At some point in life, most people stop asking questions. That curiosity they had when they were children disappears. A very important change takes place in them: they stop questioning things and begin to accept them passively. Just then critical thinking shuts down and autopilot kicks in. Thus they condemn themselves to stagnation and dissatisfaction because it is impossible to grow if you know the answers before asking the questions.
Each question is a world of new possibilities to discover
Certainties keep you where you are, doubts open new paths. Each question is an open door or a collapsing wall, it allows you to see beyond, to go beyond. Asking questions means that you have managed to get out of the established limits and are trying to see things from another perspective. Thus each question always contains the seed of growth. And, again for this reason, sometimes the answers you find are not so important, the important thing is that you have opened your mind a little more and you have found a new possibility that you previously could not glimpse. to ask new questions you can never go back. When you realize how much a simple question can expand your mind you start questioning everything. At that point the possibilities, which were previously very limited, are practically endless. You become a freer and more creative person, because you finally realize that the fact that things have always been done a certain way does not mean that that is the only way possible. You free yourself from the conditioning that society has imposed on you and that you have accepted for years.When this leap in quality occurs, you also find the passion for life, so that you return to having the attitude of a child who has a whole world in front of him. to discover. When you realize that the answers they have always given you are not enough and you have the courage to ask your own questions, it is as if you are being born again, but this time by establishing your own rules. And this is a priceless gift you give yourself.
Retrieve the "whys" of childhood

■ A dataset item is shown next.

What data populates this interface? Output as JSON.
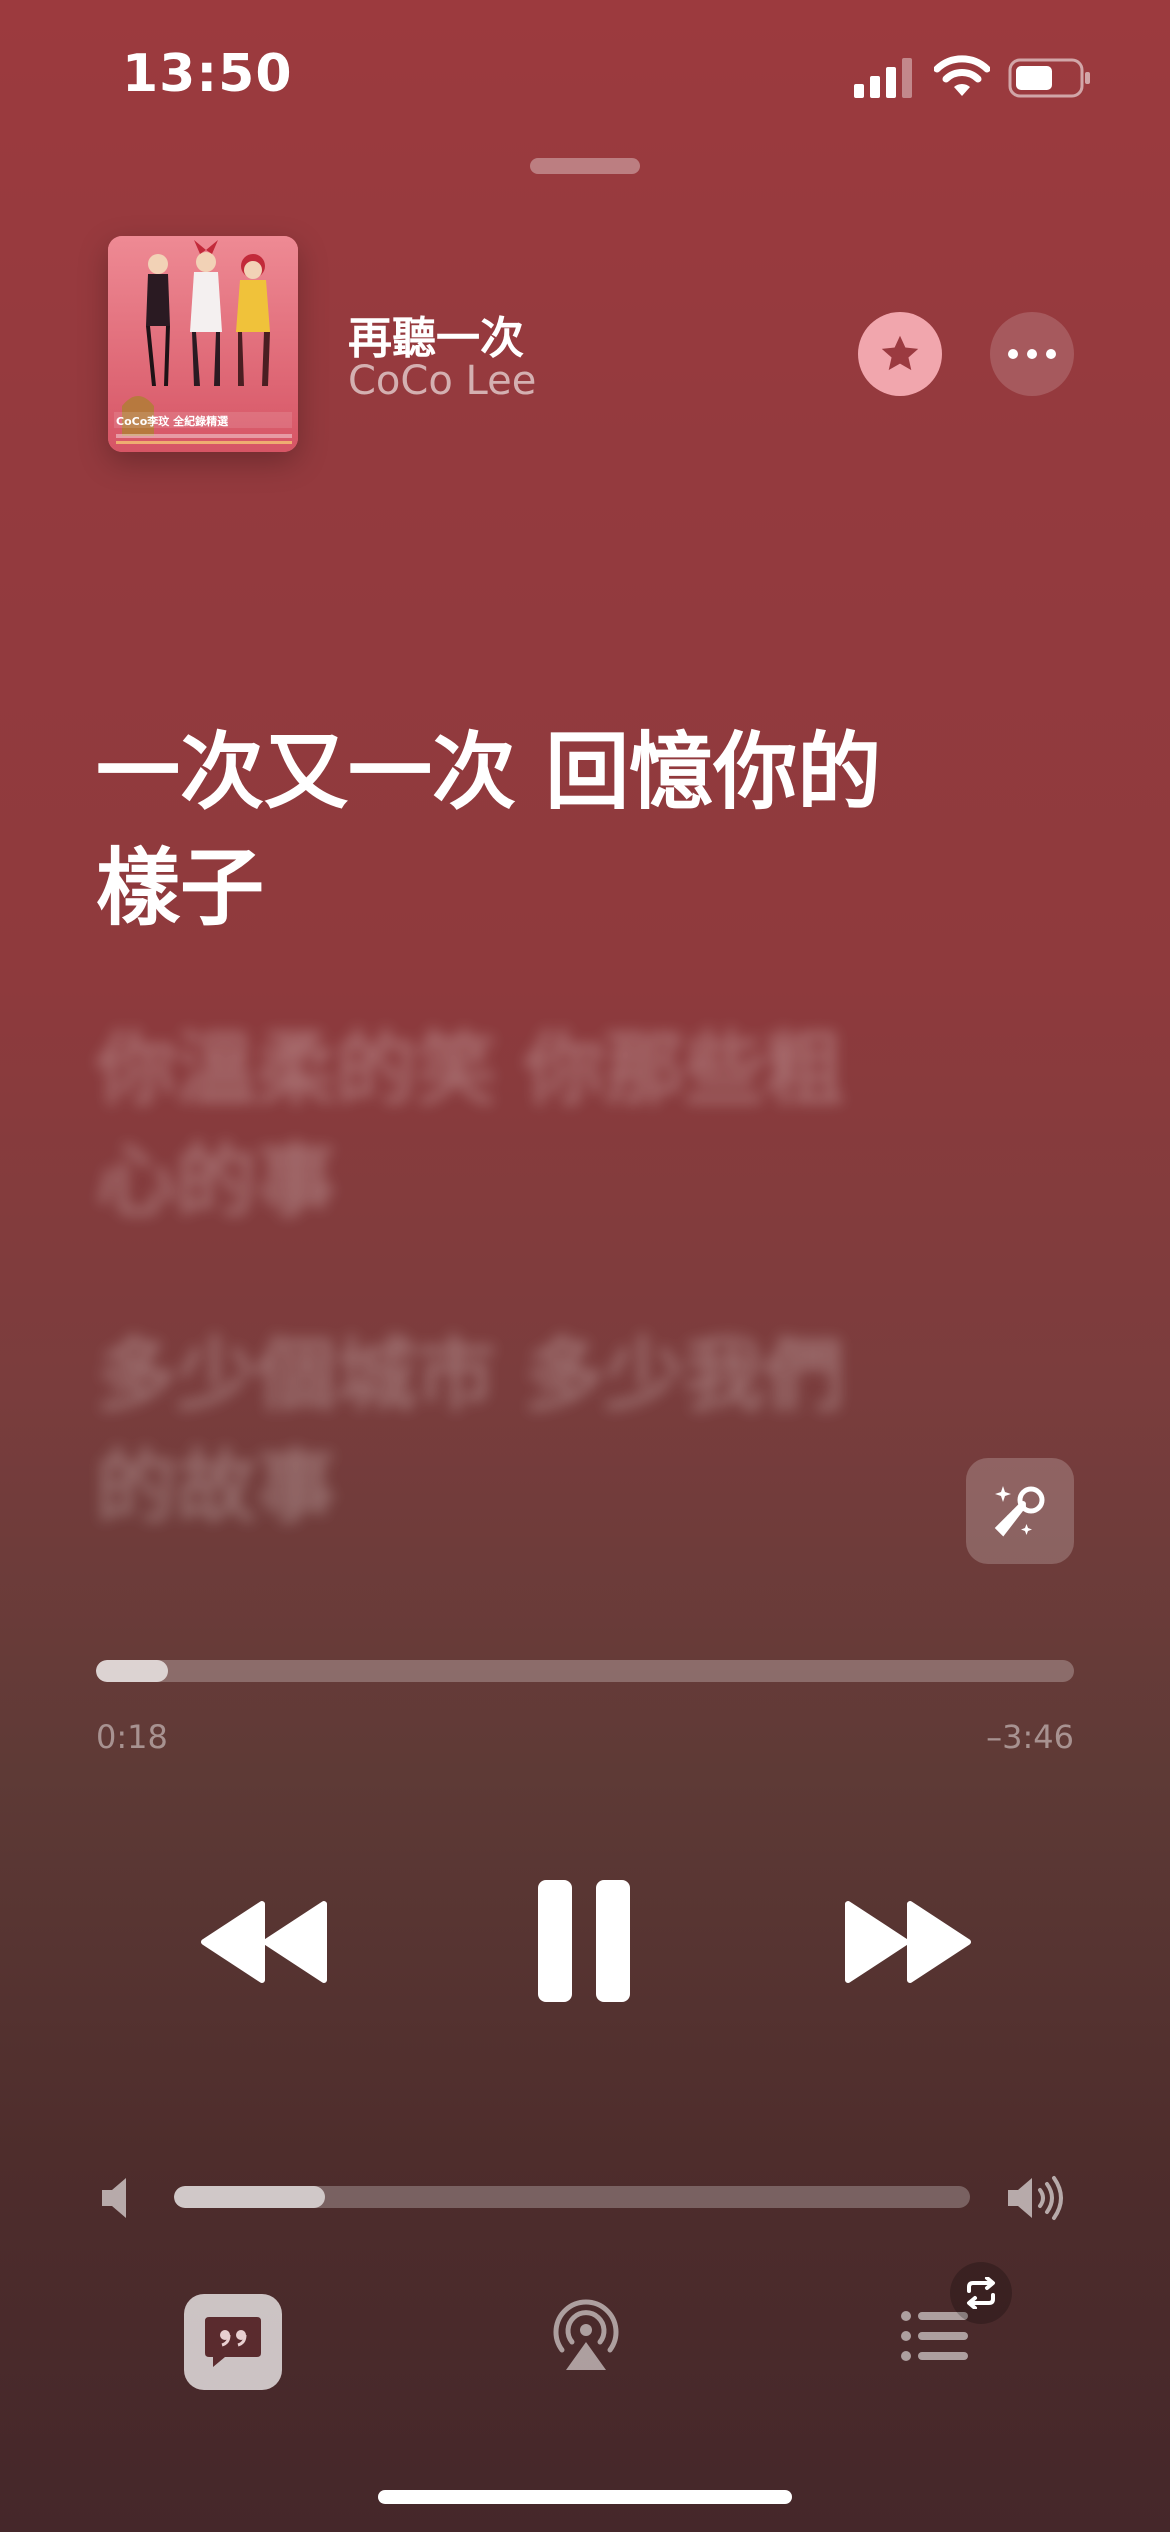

All children go through the “why” phase. This stage occurs between 2 and 4 years of age and indicates that the little one is actively trying to get to know his environment. Through these questions, children try to understand the world and make sense of it. Indeed, their questions reflect the development of thought and intelligence. The child wants to know, beyond what he sees, what things are made of, why they are made like this and what they are for.The precious side of this phase is that children have no taboos. They can ask for anything, things that often seem absurd to adults. However, the fact is that adults often find it difficult to satisfy the curiosity of children, because they do not know the answers.At that moment something happens in the mind of the adult: he realizes that he was once the same, and probably asked the same questions, but got no answers. He also realizes that growing up he didn't bother to find those answers, probably because someone told him those questions were meaningless. Recognizing this reality is too painful, so the adult simply repeats the learned pattern and tells the child that his question is meaningless. In fact, the philosopher Fernando Savater once said that: “the problem is not the questions that children ask, but rather those we have to ask ourselves later.” However, as we grow up we must recover this curiosity, because only in this way will we be able to see the world differently. And the best way to do this is to go back to the “whys.” Asking the why of things is a great strategy to stimulate thought and creativity, to go beyond the rules, challenge the status quo and think outside the box. to ask questions, without fear that they may seem ridiculous or inadequate. Question everything, even those things that you have always taken for granted or that you consider absolute truths.The most interesting thing about this process is that you don't even need to find answers. Indeed, this is not the goal, the idea is simply to activate thought and guide it in a completely new direction. At first, you will discover very interesting things about your environment and society, then you will encounter interesting things about yourself. At that point you will never go back because you will have embarked on the path of self-determination.